I am, as many of you already know, a sometime martial artist.
There are a lot of reasons why people get into martial arts: self-defense, competition, exercise, confidence-building, etc. My interest is mainly in ancient weapons; trying to study martial arts is basically an outgrowth of that. That's not to say that the unarmed elements don't interest me - they do - but it does mean that what I'm looking for in a style/school/teacher is a bit unusual.
Complicating the issue is the simple, undeniable fact that I'm not a very good student. For me, martial arts are a hobby - one among several. I don't have a great screaming lot of free time just sitting around, begging to be used; so any classes I take get squeezed into my schedule along with everything else... and they usually get assigned about the same priority as writing. Since writing falls behind all the things I consider necessities - things like keeping my job, covering for my wife, being a good parent to my son - there isn't a lot of time left.
That would be fine, if it meant that I could set aside, say, two hours a week for classes. Unfortunately, my free time also tends to be erratic. Things come up, pieces of the schedule move around, people get sick, and sometimes we even have genuine emergencies. This is a serious problem for my writing, but it's even worse for my martial arts. Missing a single class doesn't seem like a terribly big deal, until you realize that it's your entire week's worth of study - and that the next time you return to class, you've effectively been gone for two weeks and everyone else has moved on to the next bit of the curriculum.
Study of the martial arts - like any other complex skill - requires repetition.

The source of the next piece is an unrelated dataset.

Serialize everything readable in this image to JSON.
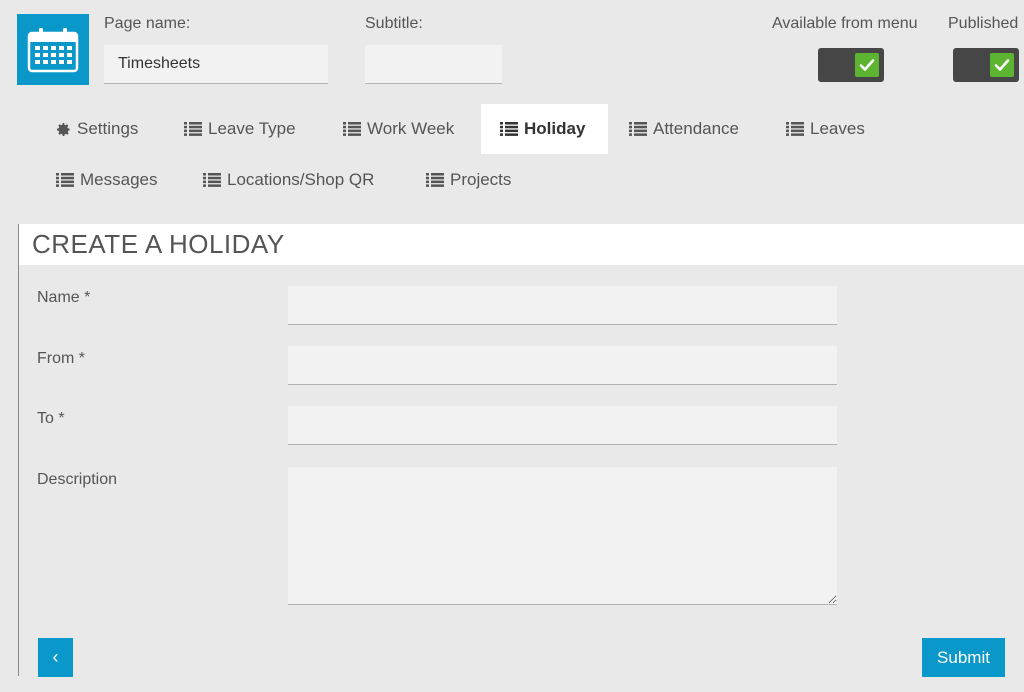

To get that repetition, you need some combination of regular class attendance and practice outside of class. I have never (well, rarely) been able to manage to practice outside of class. That pretty much leaves class attendance, and I can manage that about once a week, on average. Most schools suggest that you need to attend at least twice a week (and regularly) if you want to make steady progress. Obviously, if you attend more, you'll learn faster. And if you attend less, you learn more slowly, but... well...
At twice a week*, you advance steadily if not quickly. You'd think that someone attending once a week would take twice as long to advance, but it's worse than that. Once you drop below twice a week, you tend to lose track of things between classes. You're not getting the benefits of repetition; you're essentially re-learning skills each time you come to class. So instead of twice as long, it takes three or four times as long.
And so but anyway, I'm looking for a new school. The reasons for this are twofold: first, the style I was studying doesn't include weapons; and second, that school is moving to a larger place, which happens to be rather further from my house.
This has led me, once again, to start looking for schools in my area. I'm looking for something that teaches, or at least includes, weapons; something reasonably nearby; something that offers enough classes at enough reasonable times that I have a decent chance of actually making it to class; and something that doesn't interfere too badly with my prior training. Should be easy, right?
Let me tell you, it'd be a lot easier if these places just answered their &*^$%# e-mail. Of the various places I've tried to contact, the fastest response I received took a week and a half. I just got one back today that I swear took three weeks; I'd forgotten exactly what I asked them, and they didn't include the text of my inquiry in their response.
It's almost enough to drive me back to the SCA. Not quite, but almost.
Anyway, among the traditional schools in the area, I've narrowed it down to about half a dozen. They're mostly Chinese styles - Northern Praying Mantis, Wing Chun**, Long Fist - and one Japanese style, Aikido, thrown in for good measure. I need to do a little more searching: there are a few styles that actually start with weapons - Escrima, Kali, and others - but they're rarer and for some reason they don't tend to show up on general searches for Martial Arts. There are also some organizations devoted to the recreation of the traditional Western martial arts, such as the AEMMA and the ARMA; the last time I checked, they didn't have branches in my area, but it's been a few years and that could have changed.
All this would be a lot easier if I could just win the lottery and retire now...
* This is a bit arbitrary, and there are probably people who need more or less exposure than this; but it's a good rule of thumb in my experience.
** Wing Chun gets something of a bad rap among the MMA/UFC crowd, but for my needs it's not bad at all; it's actually the only style for which I have two schools on my list of places to visit. My only gripe with it is its limited selection of weapons.